Hemp seems to have a good chance of becoming legal, with the Senate version of the Farm Bill containing a provision that removes it from the controlled substances list, and broad support coming from both Democratic and Republican sides of the aisle.
That's exciting news for researchers who have been delving into new uses for hemp — already an $820 million dollar market in the United States, despite the scarcity of domestic sources of material.
Composite materials specialist Dr. Chad Ulven, with North Dakota State University, is among those excited about the prospects for legalized hemp.
Ulven has been conducting research into alternative uses for natural fibers, and has a company that designs and produces custom bio-composites as well. He's a member of the Advanced Materials and Composites Research Group, a multi-disciplinary team that develops advanced composites of synthetics and agricultural materials for new and innovative uses.
Among their projects has been development of a biodegradable soil sensor, development of a light-weight carbon fiber tree stand and development of a total ankle replacement.
Ulven has been focusing on a fiberglass substitute. It turns out, the natural fiber has characteristics that make it similar to fiberglass in terms of strength.
In fact, if treated properly, the hemp substitute can last longer than fiberglass.
Or, if you prefer, it can be treated with a different resin that will allow it to be biodegradable.
"You can tailor the resin," Ulven said. "So you can go either way."
The hemp substitute is also half the density of fiberglass, so could help make cars lighter and more fuel efficient.
And a bonus, Ulven said, is that the hemp is capturing some carbon dioxide as it grows. Using the fibers thus locks up carbon dioxide in a new material. Carbon dioxide is a greenhouse gas.
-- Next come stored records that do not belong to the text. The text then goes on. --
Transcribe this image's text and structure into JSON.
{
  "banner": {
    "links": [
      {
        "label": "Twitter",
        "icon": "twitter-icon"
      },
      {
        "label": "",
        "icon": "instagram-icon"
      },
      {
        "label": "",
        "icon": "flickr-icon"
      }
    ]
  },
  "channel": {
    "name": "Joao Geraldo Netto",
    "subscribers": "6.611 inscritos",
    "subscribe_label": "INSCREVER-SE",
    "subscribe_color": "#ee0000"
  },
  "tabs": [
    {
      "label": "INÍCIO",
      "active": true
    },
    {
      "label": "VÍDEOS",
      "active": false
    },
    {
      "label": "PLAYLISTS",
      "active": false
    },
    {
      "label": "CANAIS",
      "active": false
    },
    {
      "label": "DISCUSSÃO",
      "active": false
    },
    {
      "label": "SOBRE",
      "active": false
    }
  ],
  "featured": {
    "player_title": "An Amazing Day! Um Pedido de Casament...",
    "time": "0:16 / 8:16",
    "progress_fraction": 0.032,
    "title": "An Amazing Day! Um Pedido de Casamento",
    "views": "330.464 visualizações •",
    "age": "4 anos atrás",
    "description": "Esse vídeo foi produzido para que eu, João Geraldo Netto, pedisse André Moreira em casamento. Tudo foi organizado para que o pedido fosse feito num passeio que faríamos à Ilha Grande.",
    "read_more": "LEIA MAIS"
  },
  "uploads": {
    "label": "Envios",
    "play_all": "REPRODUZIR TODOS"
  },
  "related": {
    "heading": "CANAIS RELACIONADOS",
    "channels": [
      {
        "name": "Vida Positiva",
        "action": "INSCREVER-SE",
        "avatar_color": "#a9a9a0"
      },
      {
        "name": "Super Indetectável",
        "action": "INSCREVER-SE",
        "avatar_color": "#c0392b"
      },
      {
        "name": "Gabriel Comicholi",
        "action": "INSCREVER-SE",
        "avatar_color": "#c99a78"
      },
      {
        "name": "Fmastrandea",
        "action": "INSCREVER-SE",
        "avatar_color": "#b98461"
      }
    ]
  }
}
Increased emissions have been implicated in climate change.
"So both from an economic and environmental standpoint, that is why one would want to use these fibers," Ulven said.
Legalizing hemp would make such uses as Ulven is researching economic, too.
"Transport costs of such a low-density material eat any economic profit," Ulven said. "It has to be domestically grown and sourced to make products domestically."
Right now, there are companies making materials from different flax and hemp fibers — sometimes at a loss — just to try and create a market. Those types of businesses would be greatly helped if a more readily available supply of hemp became available, Ulven said.
To really make things happen, however, it will take many processing facilities, strategically located near hemp production, so that the fibers can be processed into usable forms for composites.
"Right now, there's only one commercial facility that can supply in quantity domestically," Ulven said.
That plant is called Sunstrand, and it's based in Louisville, Kentucky. It also has a plant in South Carolina and one in Alberta, Canada.
"We'd need many more Sunstrand plants, or like plants, all over," Ulven said.
But for many more processing facilities to happen, there's also one more big factor that would be necessary.
"We need to improve adoption of the natural fibers," Ulven said. "(Businesses) don't want to commit to adopting natural fibers for components until they know there's an appreciable volume they can rely on. So it's kind of a chicken-egg thing. They don't want to commit money to development unless they know volume will be there. So that is why we need good strategic plans for fiber processing plants."
Hemp business Journal has so far estimated growth in the hemp market could reach $1.9 billion in the U.S. by 2022.
Legalizing hemp, however, would help remove uncertainty about supply, as well as expense of a key manufacturing component, helping move forward innovative uses of hemp. That could potentially create an even bigger market for hemp than the health foods and organic fiber industry have suggested.